17 May 2010

Diaspora: The Future of Free Software Funding?

A couple of weeks ago I wrote about Diaspora, a free software project to create a distributed version of Facebook that gives control back to users. Since then, of course, Facebook-bashing and Diaspora-boosting have become somewhat trendy. Indeed, Diaspora has now soared past its initial $10,000 fund-raising target: at the time of writing, it has raised over $170,000, with 15 days to go. That's amazing, but what's more interesting is the way in which Diaspora has done it.

On Open Enterprise blog.


Crosbie Fitch said...

As everyone keeps telling me, it is impossible to exchange intellectual work for the money of those who want it produced - without the incentive of a reproduction monopoly.

Without copyright, the likes of the Diaspora project team and those who want them to work on the software, will just have to stare at each other blankly, incapable of making an exchange - until the prospect of being able to sell copies at monopoly protected prices is introduced (despite the copies costing nothing to make).

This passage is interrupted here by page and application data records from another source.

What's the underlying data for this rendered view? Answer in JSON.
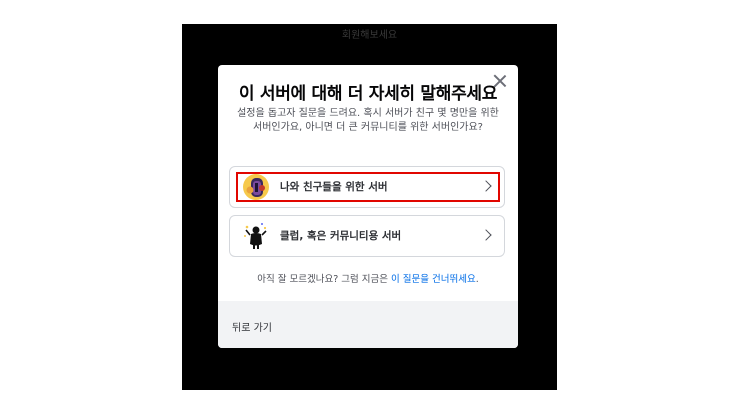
{
  "background": {
    "title": "회원해보세요"
  },
  "modal": {
    "title": "이 서버에 대해 더 자세히 말해주세요",
    "description": "설정을 돕고자 질문을 드려요. 혹시 서버가 친구 몇 명만을 위한 서버인가요, 아니면 더 큰 커뮤니티를 위한 서버인가요?",
    "options": [
      {
        "label": "나와 친구들을 위한 서버",
        "icon": "friends-icon",
        "highlighted": true
      },
      {
        "label": "클럽, 혹은 커뮤니티용 서버",
        "icon": "community-icon",
        "highlighted": false
      }
    ],
    "skip_prefix": "아직 잘 모르겠나요? 그럼 지금은 ",
    "skip_link": "이 질문을 건너뛰세요",
    "skip_suffix": ".",
    "back_label": "뒤로 가기"
  },
  "colors": {
    "overlay": "#000000",
    "link": "#006ce7",
    "highlight_border": "#e10600",
    "footer_bg": "#f2f3f5"
  }
}
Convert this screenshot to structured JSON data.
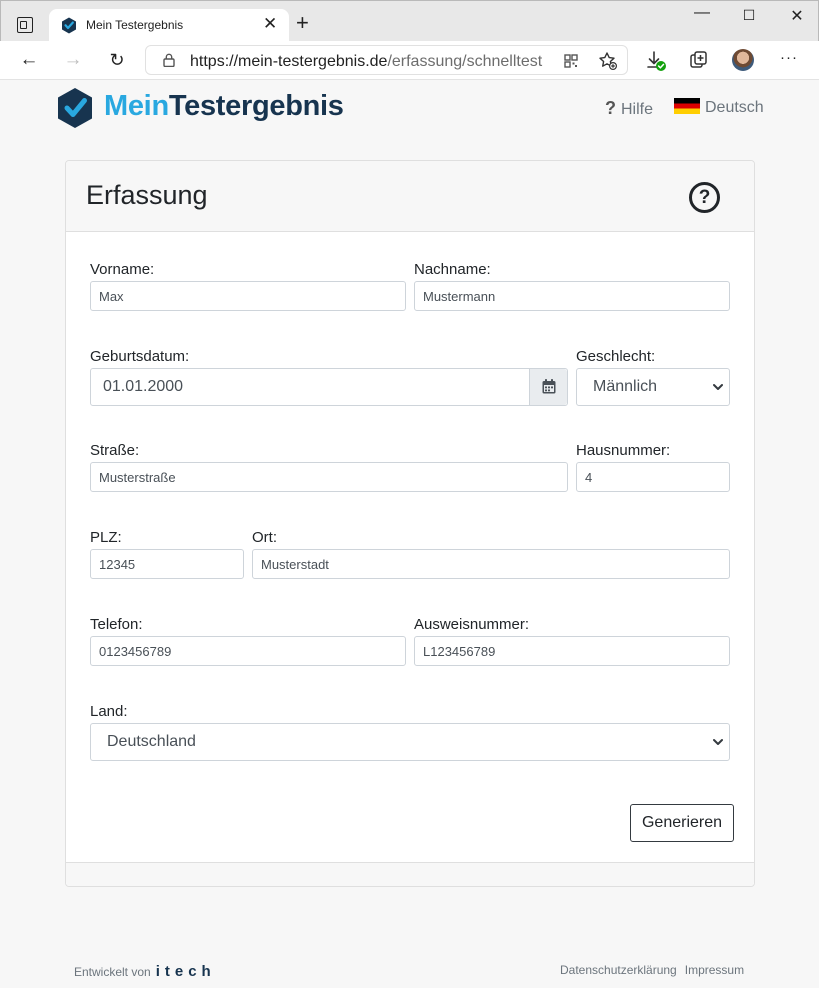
{
  "browser": {
    "tab_title": "Mein Testergebnis",
    "url_host": "https://mein-testergebnis.de",
    "url_path": "/erfassung/schnelltest"
  },
  "header": {
    "brand_part1": "Mein",
    "brand_part2": "Testergebnis",
    "help_label": "Hilfe",
    "language_label": "Deutsch"
  },
  "form": {
    "title": "Erfassung",
    "vorname": {
      "label": "Vorname:",
      "value": "Max"
    },
    "nachname": {
      "label": "Nachname:",
      "value": "Mustermann"
    },
    "geburtsdatum": {
      "label": "Geburtsdatum:",
      "value": "01.01.2000"
    },
    "geschlecht": {
      "label": "Geschlecht:",
      "value": "Männlich"
    },
    "strasse": {
      "label": "Straße:",
      "value": "Musterstraße"
    },
    "hausnummer": {
      "label": "Hausnummer:",
      "value": "4"
    },
    "plz": {
      "label": "PLZ:",
      "value": "12345"
    },
    "ort": {
      "label": "Ort:",
      "value": "Musterstadt"
    },
    "telefon": {
      "label": "Telefon:",
      "value": "0123456789"
    },
    "ausweisnummer": {
      "label": "Ausweisnummer:",
      "value": "L123456789"
    },
    "land": {
      "label": "Land:",
      "value": "Deutschland"
    },
    "submit_label": "Generieren"
  },
  "footer": {
    "developed_by": "Entwickelt von",
    "company": "itech",
    "privacy_label": "Datenschutzerklärung",
    "imprint_label": "Impressum"
  },
  "colors": {
    "brand_light": "#29a8e0",
    "brand_dark": "#17344f"
  }
}
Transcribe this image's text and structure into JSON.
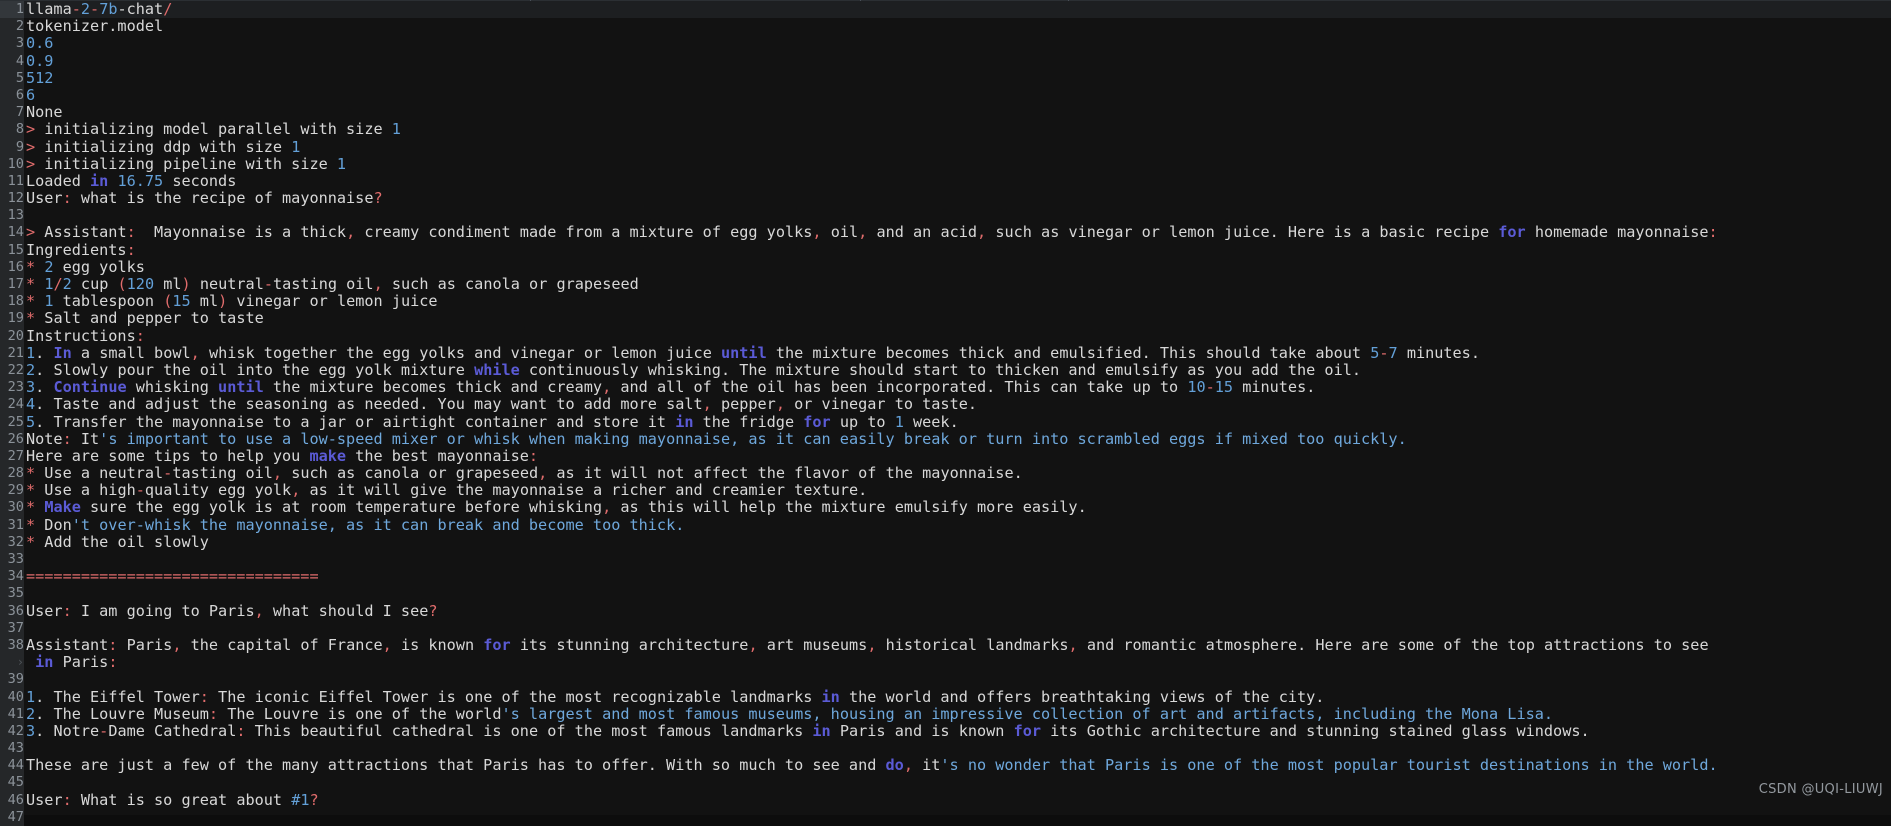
{
  "window": {
    "title": "terminal-output",
    "background_color": "#121212",
    "gutter_color": "#252729",
    "current_line_color": "#1d1f21"
  },
  "colors": {
    "default_text": "#d8d8d8",
    "number": "#63a0d8",
    "string": "#6fa8dc",
    "keyword": "#5b5bd6",
    "operator": "#e06c6c",
    "line_number": "#8b9299"
  },
  "watermark": {
    "text": "CSDN @UQI-LIUWJ"
  },
  "lines": [
    {
      "n": "1",
      "current": true,
      "tokens": [
        {
          "t": "llama",
          "c": "def"
        },
        {
          "t": "-",
          "c": "op"
        },
        {
          "t": "2",
          "c": "num"
        },
        {
          "t": "-",
          "c": "op"
        },
        {
          "t": "7b",
          "c": "num"
        },
        {
          "t": "-chat",
          "c": "def"
        },
        {
          "t": "/",
          "c": "op"
        }
      ]
    },
    {
      "n": "2",
      "tokens": [
        {
          "t": "tokenizer.model",
          "c": "def"
        }
      ]
    },
    {
      "n": "3",
      "tokens": [
        {
          "t": "0.6",
          "c": "num"
        }
      ]
    },
    {
      "n": "4",
      "tokens": [
        {
          "t": "0.9",
          "c": "num"
        }
      ]
    },
    {
      "n": "5",
      "tokens": [
        {
          "t": "512",
          "c": "num"
        }
      ]
    },
    {
      "n": "6",
      "tokens": [
        {
          "t": "6",
          "c": "num"
        }
      ]
    },
    {
      "n": "7",
      "tokens": [
        {
          "t": "None",
          "c": "def"
        }
      ]
    },
    {
      "n": "8",
      "tokens": [
        {
          "t": ">",
          "c": "op"
        },
        {
          "t": " initializing model parallel with size ",
          "c": "def"
        },
        {
          "t": "1",
          "c": "num"
        }
      ]
    },
    {
      "n": "9",
      "tokens": [
        {
          "t": ">",
          "c": "op"
        },
        {
          "t": " initializing ddp with size ",
          "c": "def"
        },
        {
          "t": "1",
          "c": "num"
        }
      ]
    },
    {
      "n": "10",
      "tokens": [
        {
          "t": ">",
          "c": "op"
        },
        {
          "t": " initializing pipeline with size ",
          "c": "def"
        },
        {
          "t": "1",
          "c": "num"
        }
      ]
    },
    {
      "n": "11",
      "tokens": [
        {
          "t": "Loaded ",
          "c": "def"
        },
        {
          "t": "in",
          "c": "kw"
        },
        {
          "t": " ",
          "c": "def"
        },
        {
          "t": "16.75",
          "c": "num"
        },
        {
          "t": " seconds",
          "c": "def"
        }
      ]
    },
    {
      "n": "12",
      "tokens": [
        {
          "t": "User",
          "c": "def"
        },
        {
          "t": ":",
          "c": "op"
        },
        {
          "t": " what is the recipe of mayonnaise",
          "c": "def"
        },
        {
          "t": "?",
          "c": "op"
        }
      ]
    },
    {
      "n": "13",
      "tokens": []
    },
    {
      "n": "14",
      "tokens": [
        {
          "t": ">",
          "c": "op"
        },
        {
          "t": " Assistant",
          "c": "def"
        },
        {
          "t": ":",
          "c": "op"
        },
        {
          "t": "  Mayonnaise is a thick",
          "c": "def"
        },
        {
          "t": ",",
          "c": "op"
        },
        {
          "t": " creamy condiment made from a mixture of egg yolks",
          "c": "def"
        },
        {
          "t": ",",
          "c": "op"
        },
        {
          "t": " oil",
          "c": "def"
        },
        {
          "t": ",",
          "c": "op"
        },
        {
          "t": " and an acid",
          "c": "def"
        },
        {
          "t": ",",
          "c": "op"
        },
        {
          "t": " such as vinegar or lemon juice. Here is a basic recipe ",
          "c": "def"
        },
        {
          "t": "for",
          "c": "kw"
        },
        {
          "t": " homemade mayonnaise",
          "c": "def"
        },
        {
          "t": ":",
          "c": "op"
        }
      ]
    },
    {
      "n": "15",
      "tokens": [
        {
          "t": "Ingredients",
          "c": "def"
        },
        {
          "t": ":",
          "c": "op"
        }
      ]
    },
    {
      "n": "16",
      "tokens": [
        {
          "t": "*",
          "c": "op"
        },
        {
          "t": " ",
          "c": "def"
        },
        {
          "t": "2",
          "c": "num"
        },
        {
          "t": " egg yolks",
          "c": "def"
        }
      ]
    },
    {
      "n": "17",
      "tokens": [
        {
          "t": "*",
          "c": "op"
        },
        {
          "t": " ",
          "c": "def"
        },
        {
          "t": "1",
          "c": "num"
        },
        {
          "t": "/",
          "c": "op"
        },
        {
          "t": "2",
          "c": "num"
        },
        {
          "t": " cup ",
          "c": "def"
        },
        {
          "t": "(",
          "c": "op"
        },
        {
          "t": "120",
          "c": "num"
        },
        {
          "t": " ml",
          "c": "def"
        },
        {
          "t": ")",
          "c": "op"
        },
        {
          "t": " neutral",
          "c": "def"
        },
        {
          "t": "-",
          "c": "op"
        },
        {
          "t": "tasting oil",
          "c": "def"
        },
        {
          "t": ",",
          "c": "op"
        },
        {
          "t": " such as canola or grapeseed",
          "c": "def"
        }
      ]
    },
    {
      "n": "18",
      "tokens": [
        {
          "t": "*",
          "c": "op"
        },
        {
          "t": " ",
          "c": "def"
        },
        {
          "t": "1",
          "c": "num"
        },
        {
          "t": " tablespoon ",
          "c": "def"
        },
        {
          "t": "(",
          "c": "op"
        },
        {
          "t": "15",
          "c": "num"
        },
        {
          "t": " ml",
          "c": "def"
        },
        {
          "t": ")",
          "c": "op"
        },
        {
          "t": " vinegar or lemon juice",
          "c": "def"
        }
      ]
    },
    {
      "n": "19",
      "tokens": [
        {
          "t": "*",
          "c": "op"
        },
        {
          "t": " Salt and pepper to taste",
          "c": "def"
        }
      ]
    },
    {
      "n": "20",
      "tokens": [
        {
          "t": "Instructions",
          "c": "def"
        },
        {
          "t": ":",
          "c": "op"
        }
      ]
    },
    {
      "n": "21",
      "tokens": [
        {
          "t": "1",
          "c": "num"
        },
        {
          "t": ".",
          "c": "def"
        },
        {
          "t": " ",
          "c": "def"
        },
        {
          "t": "In",
          "c": "kw"
        },
        {
          "t": " a small bowl",
          "c": "def"
        },
        {
          "t": ",",
          "c": "op"
        },
        {
          "t": " whisk together the egg yolks and vinegar or lemon juice ",
          "c": "def"
        },
        {
          "t": "until",
          "c": "kw"
        },
        {
          "t": " the mixture becomes thick and emulsified. This should take about ",
          "c": "def"
        },
        {
          "t": "5",
          "c": "num"
        },
        {
          "t": "-",
          "c": "op"
        },
        {
          "t": "7",
          "c": "num"
        },
        {
          "t": " minutes.",
          "c": "def"
        }
      ]
    },
    {
      "n": "22",
      "tokens": [
        {
          "t": "2",
          "c": "num"
        },
        {
          "t": ". Slowly pour the oil into the egg yolk mixture ",
          "c": "def"
        },
        {
          "t": "while",
          "c": "kw"
        },
        {
          "t": " continuously whisking. The mixture should start to thicken and emulsify as you add the oil.",
          "c": "def"
        }
      ]
    },
    {
      "n": "23",
      "tokens": [
        {
          "t": "3",
          "c": "num"
        },
        {
          "t": ". ",
          "c": "def"
        },
        {
          "t": "Continue",
          "c": "kw"
        },
        {
          "t": " whisking ",
          "c": "def"
        },
        {
          "t": "until",
          "c": "kw"
        },
        {
          "t": " the mixture becomes thick and creamy",
          "c": "def"
        },
        {
          "t": ",",
          "c": "op"
        },
        {
          "t": " and all of the oil has been incorporated. This can take up to ",
          "c": "def"
        },
        {
          "t": "10",
          "c": "num"
        },
        {
          "t": "-",
          "c": "op"
        },
        {
          "t": "15",
          "c": "num"
        },
        {
          "t": " minutes.",
          "c": "def"
        }
      ]
    },
    {
      "n": "24",
      "tokens": [
        {
          "t": "4",
          "c": "num"
        },
        {
          "t": ". Taste and adjust the seasoning as needed. You may want to add more salt",
          "c": "def"
        },
        {
          "t": ",",
          "c": "op"
        },
        {
          "t": " pepper",
          "c": "def"
        },
        {
          "t": ",",
          "c": "op"
        },
        {
          "t": " or vinegar to taste.",
          "c": "def"
        }
      ]
    },
    {
      "n": "25",
      "tokens": [
        {
          "t": "5",
          "c": "num"
        },
        {
          "t": ". Transfer the mayonnaise to a jar or airtight container and store it ",
          "c": "def"
        },
        {
          "t": "in",
          "c": "kw"
        },
        {
          "t": " the fridge ",
          "c": "def"
        },
        {
          "t": "for",
          "c": "kw"
        },
        {
          "t": " up to ",
          "c": "def"
        },
        {
          "t": "1",
          "c": "num"
        },
        {
          "t": " week.",
          "c": "def"
        }
      ]
    },
    {
      "n": "26",
      "tokens": [
        {
          "t": "Note",
          "c": "def"
        },
        {
          "t": ":",
          "c": "op"
        },
        {
          "t": " It",
          "c": "def"
        },
        {
          "t": "'s important to use a low-speed mixer or whisk when making mayonnaise, as it can easily break or turn into scrambled eggs if mixed too quickly.",
          "c": "str"
        }
      ]
    },
    {
      "n": "27",
      "tokens": [
        {
          "t": "Here are some tips to help you ",
          "c": "def"
        },
        {
          "t": "make",
          "c": "kw"
        },
        {
          "t": " the best mayonnaise",
          "c": "def"
        },
        {
          "t": ":",
          "c": "op"
        }
      ]
    },
    {
      "n": "28",
      "tokens": [
        {
          "t": "*",
          "c": "op"
        },
        {
          "t": " Use a neutral",
          "c": "def"
        },
        {
          "t": "-",
          "c": "op"
        },
        {
          "t": "tasting oil",
          "c": "def"
        },
        {
          "t": ",",
          "c": "op"
        },
        {
          "t": " such as canola or grapeseed",
          "c": "def"
        },
        {
          "t": ",",
          "c": "op"
        },
        {
          "t": " as it will not affect the flavor of the mayonnaise.",
          "c": "def"
        }
      ]
    },
    {
      "n": "29",
      "tokens": [
        {
          "t": "*",
          "c": "op"
        },
        {
          "t": " Use a high",
          "c": "def"
        },
        {
          "t": "-",
          "c": "op"
        },
        {
          "t": "quality egg yolk",
          "c": "def"
        },
        {
          "t": ",",
          "c": "op"
        },
        {
          "t": " as it will give the mayonnaise a richer and creamier texture.",
          "c": "def"
        }
      ]
    },
    {
      "n": "30",
      "tokens": [
        {
          "t": "*",
          "c": "op"
        },
        {
          "t": " ",
          "c": "def"
        },
        {
          "t": "Make",
          "c": "kw"
        },
        {
          "t": " sure the egg yolk is at room temperature before whisking",
          "c": "def"
        },
        {
          "t": ",",
          "c": "op"
        },
        {
          "t": " as this will help the mixture emulsify more easily.",
          "c": "def"
        }
      ]
    },
    {
      "n": "31",
      "tokens": [
        {
          "t": "*",
          "c": "op"
        },
        {
          "t": " Don",
          "c": "def"
        },
        {
          "t": "'t over-whisk the mayonnaise, as it can break and become too thick.",
          "c": "str"
        }
      ]
    },
    {
      "n": "32",
      "tokens": [
        {
          "t": "*",
          "c": "op"
        },
        {
          "t": " Add the oil slowly",
          "c": "def"
        }
      ]
    },
    {
      "n": "33",
      "tokens": []
    },
    {
      "n": "34",
      "tokens": [
        {
          "t": "================================",
          "c": "op"
        }
      ]
    },
    {
      "n": "35",
      "tokens": []
    },
    {
      "n": "36",
      "tokens": [
        {
          "t": "User",
          "c": "def"
        },
        {
          "t": ":",
          "c": "op"
        },
        {
          "t": " I am going to Paris",
          "c": "def"
        },
        {
          "t": ",",
          "c": "op"
        },
        {
          "t": " what should I see",
          "c": "def"
        },
        {
          "t": "?",
          "c": "op"
        }
      ]
    },
    {
      "n": "37",
      "tokens": []
    },
    {
      "n": "38",
      "tokens": [
        {
          "t": "Assistant",
          "c": "def"
        },
        {
          "t": ":",
          "c": "op"
        },
        {
          "t": " Paris",
          "c": "def"
        },
        {
          "t": ",",
          "c": "op"
        },
        {
          "t": " the capital of France",
          "c": "def"
        },
        {
          "t": ",",
          "c": "op"
        },
        {
          "t": " is known ",
          "c": "def"
        },
        {
          "t": "for",
          "c": "kw"
        },
        {
          "t": " its stunning architecture",
          "c": "def"
        },
        {
          "t": ",",
          "c": "op"
        },
        {
          "t": " art museums",
          "c": "def"
        },
        {
          "t": ",",
          "c": "op"
        },
        {
          "t": " historical landmarks",
          "c": "def"
        },
        {
          "t": ",",
          "c": "op"
        },
        {
          "t": " and romantic atmosphere. Here are some of the top attractions to see",
          "c": "def"
        }
      ]
    },
    {
      "n": "",
      "wrap": true,
      "tokens": [
        {
          "t": " ",
          "c": "def"
        },
        {
          "t": "in",
          "c": "kw"
        },
        {
          "t": " Paris",
          "c": "def"
        },
        {
          "t": ":",
          "c": "op"
        }
      ]
    },
    {
      "n": "39",
      "tokens": []
    },
    {
      "n": "40",
      "tokens": [
        {
          "t": "1",
          "c": "num"
        },
        {
          "t": ". The Eiffel Tower",
          "c": "def"
        },
        {
          "t": ":",
          "c": "op"
        },
        {
          "t": " The iconic Eiffel Tower is one of the most recognizable landmarks ",
          "c": "def"
        },
        {
          "t": "in",
          "c": "kw"
        },
        {
          "t": " the world and offers breathtaking views of the city.",
          "c": "def"
        }
      ]
    },
    {
      "n": "41",
      "tokens": [
        {
          "t": "2",
          "c": "num"
        },
        {
          "t": ". The Louvre Museum",
          "c": "def"
        },
        {
          "t": ":",
          "c": "op"
        },
        {
          "t": " The Louvre is one of the world",
          "c": "def"
        },
        {
          "t": "'s largest and most famous museums, housing an impressive collection of art and artifacts, including the Mona Lisa.",
          "c": "str"
        }
      ]
    },
    {
      "n": "42",
      "tokens": [
        {
          "t": "3",
          "c": "num"
        },
        {
          "t": ". Notre",
          "c": "def"
        },
        {
          "t": "-",
          "c": "op"
        },
        {
          "t": "Dame Cathedral",
          "c": "def"
        },
        {
          "t": ":",
          "c": "op"
        },
        {
          "t": " This beautiful cathedral is one of the most famous landmarks ",
          "c": "def"
        },
        {
          "t": "in",
          "c": "kw"
        },
        {
          "t": " Paris and is known ",
          "c": "def"
        },
        {
          "t": "for",
          "c": "kw"
        },
        {
          "t": " its Gothic architecture and stunning stained glass windows.",
          "c": "def"
        }
      ]
    },
    {
      "n": "43",
      "tokens": []
    },
    {
      "n": "44",
      "tokens": [
        {
          "t": "These are just a few of the many attractions that Paris has to offer. With so much to see and ",
          "c": "def"
        },
        {
          "t": "do",
          "c": "kw"
        },
        {
          "t": ",",
          "c": "op"
        },
        {
          "t": " it",
          "c": "def"
        },
        {
          "t": "'s no wonder that Paris is one of the most popular tourist destinations in the world.",
          "c": "str"
        }
      ]
    },
    {
      "n": "45",
      "tokens": []
    },
    {
      "n": "46",
      "tokens": [
        {
          "t": "User",
          "c": "def"
        },
        {
          "t": ":",
          "c": "op"
        },
        {
          "t": " What is so great about ",
          "c": "def"
        },
        {
          "t": "#1",
          "c": "num"
        },
        {
          "t": "?",
          "c": "op"
        }
      ]
    },
    {
      "n": "47",
      "tokens": []
    }
  ]
}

The 'Humble Indie Bundle' is a similar exchange.

The trouble is, this painfully obvious business model is highly threatening to the sanctity of copyright. It's like the heresy that slaves, if freed, might voluntarily pick cotton if they were paid to - that they don't need to be coerced.

People who want software produced will VOLUNTARILY PAY for it?! Impossible! They're thieving scum that refuse to pay, on their despicable principle that 'information must be free'.

That's how dogma gets in the way of business. And that dogma includes illiberal and anachronistic 18th century privileges (from the same era that embraced slavery).

Glyn Moody said...

@Crosbie: another nice data point for you, then...

Crosbie Fitch said...

I prefer the term 'snowflake in hell'. ;-)